Vikram Seth, William Dalrymple To Speak at Lit Live
Faced with the looming A-list roster of the Goa ThinkFest this weekend and the upcoming Jaipur Literature Festival in January, the organisers of Mumbai’s Literature Live festival perhaps felt it necessary to up their game for its second year. This year’s speaker schedule includes a smattering of international biggies (some of whom are also scheduled to speak at ThinkFest) such as Thomas Friedman, William Dalrymple, Siddhartha Mukherjee and Vikram Seth, as well as festival staples like Shashi Tharoor, Shobhaa De, Amish Tripathi, Chetan Bhagat and Jerry Pinto. To be held at the National Centre for the Performing Arts from Thursday, November 3 to Sunday, November 6, the programming will also deviate from a standard lecture/panel format to include accompanying musical performances. Thus Dalrymple will read from The Last Mughal to the accompaniment of vocalist Vidya Shah who will sing ghazals from the era while British writer and publisher Neil Astley will read his poems in tandem with a cello and bansuri performance.

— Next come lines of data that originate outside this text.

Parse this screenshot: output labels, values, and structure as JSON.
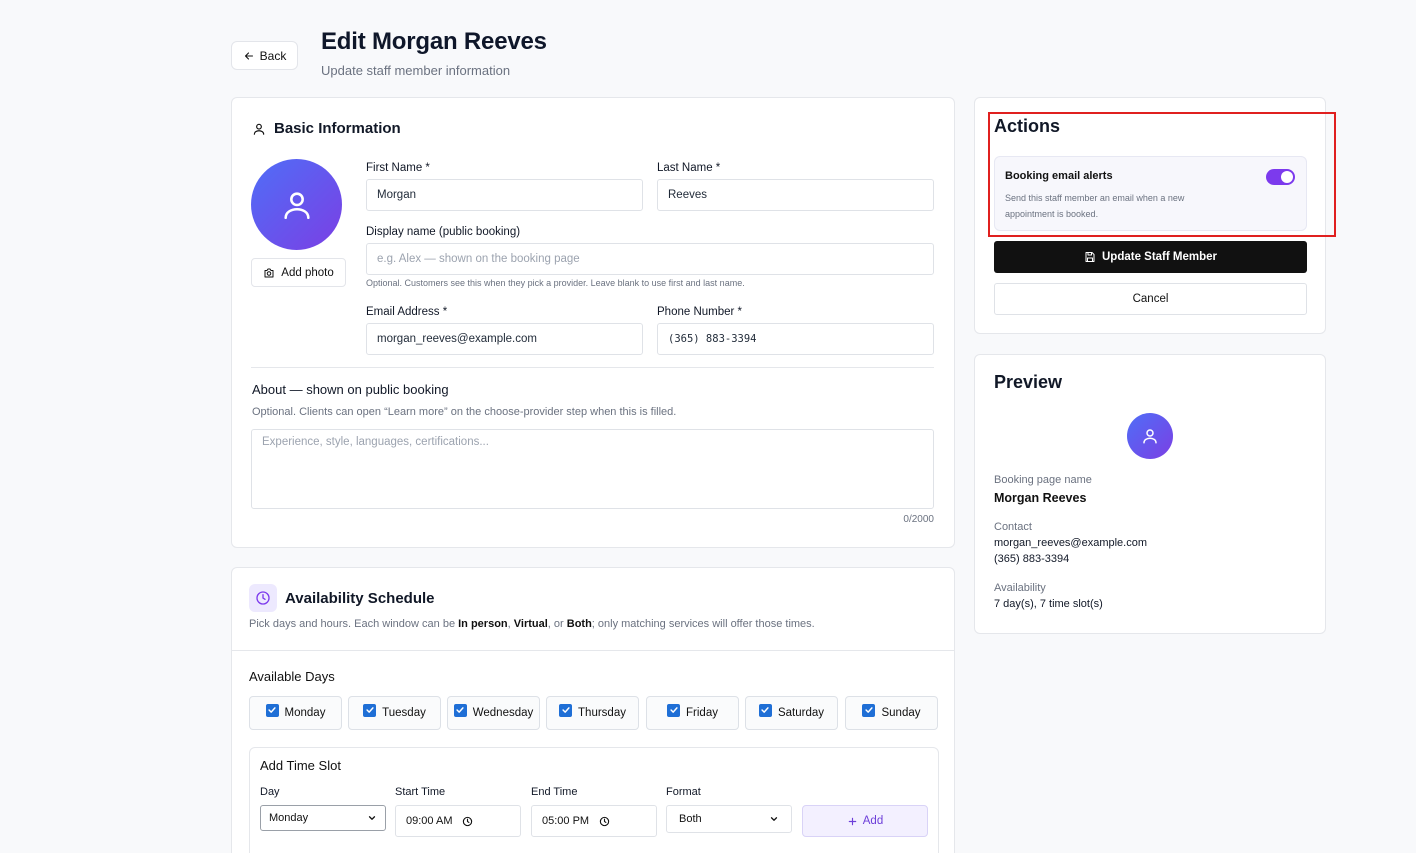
{
  "header": {
    "back_label": "Back",
    "title": "Edit Morgan Reeves",
    "subtitle": "Update staff member information"
  },
  "basic": {
    "title": "Basic Information",
    "add_photo_label": "Add photo",
    "first_name": {
      "label": "First Name *",
      "value": "Morgan"
    },
    "last_name": {
      "label": "Last Name *",
      "value": "Reeves"
    },
    "display_name": {
      "label": "Display name (public booking)",
      "placeholder": "e.g. Alex — shown on the booking page",
      "hint": "Optional. Customers see this when they pick a provider. Leave blank to use first and last name."
    },
    "email": {
      "label": "Email Address *",
      "value": "morgan_reeves@example.com"
    },
    "phone": {
      "label": "Phone Number *",
      "value": "(365) 883-3394"
    },
    "about": {
      "label": "About — shown on public booking",
      "hint": "Optional. Clients can open “Learn more” on the choose-provider step when this is filled.",
      "placeholder": "Experience, style, languages, certifications...",
      "counter": "0/2000"
    }
  },
  "availability": {
    "title": "Availability Schedule",
    "desc_prefix": "Pick days and hours. Each window can be ",
    "desc_in_person": "In person",
    "desc_sep1": ", ",
    "desc_virtual": "Virtual",
    "desc_sep2": ", or ",
    "desc_both": "Both",
    "desc_suffix": "; only matching services will offer those times.",
    "days_label": "Available Days",
    "days": [
      "Monday",
      "Tuesday",
      "Wednesday",
      "Thursday",
      "Friday",
      "Saturday",
      "Sunday"
    ],
    "slot": {
      "title": "Add Time Slot",
      "day_label": "Day",
      "day_value": "Monday",
      "start_label": "Start Time",
      "start_value": "09:00 AM",
      "end_label": "End Time",
      "end_value": "05:00 PM",
      "format_label": "Format",
      "format_value": "Both",
      "add_label": "Add"
    }
  },
  "actions": {
    "title": "Actions",
    "alert_title": "Booking email alerts",
    "alert_desc": "Send this staff member an email when a new appointment is booked.",
    "alert_enabled": true,
    "update_label": "Update Staff Member",
    "cancel_label": "Cancel"
  },
  "preview": {
    "title": "Preview",
    "booking_name_label": "Booking page name",
    "booking_name": "Morgan Reeves",
    "contact_label": "Contact",
    "contact_email": "morgan_reeves@example.com",
    "contact_phone": "(365) 883-3394",
    "availability_label": "Availability",
    "availability_value": "7 day(s), 7 time slot(s)"
  },
  "colors": {
    "accent": "#7c3aed",
    "highlight": "#e0201f",
    "check": "#1f6fd6"
  }
}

If you’re able to skip work, we suggest you attend the following: Shashi Tharoor and William Dalrymple on genius and the “other 99 per cent” who aren’t quite as smart as them (Friday, November 4 at 11am); a reading by reclusive writer Vikram Seth of his new collection of poems The Rivered Earth (Friday, November 4 at 6.45pm); Open magazine’s controversy-courting writer Hartosh Singh Bal, Penguin Canada’s controversy-courting former president and now author David Davidar, Mark Tully, Santosh Desai and Farrukh Dhondy on whether foreign writers are given undue importance (too bad they didn’t enlist Dalrymple to face off against Bal; Saturday, November 5 at 12.15pm); Shobhaa De, Chetan Bhagat, Jerry Pinto and Dhondy on taking liberties with the English language (Saturday, November 5 at 5.15pm); and Pulitzer Prize winner Dr. Siddhartha Mukherjee, author Gurcharan Das and Tata Son’s executive director R. Gopalakrishnan on the Indian approach to innovation (Sunday, November 6 at 6.45pm). For those who prefer to hear just Mukherjee, the author will also speak about his excellent prize-winning exploration of cancer The Emperor of All Maladies earlier that day at 4pm.
All events will be held at either the Tata Theatre (seating capacity of about a 1,000) or the Experimental Theatre (seating capacity of 300), where admission is on a first-come, first-served basis.
To see the full schedule, visit litlive.in.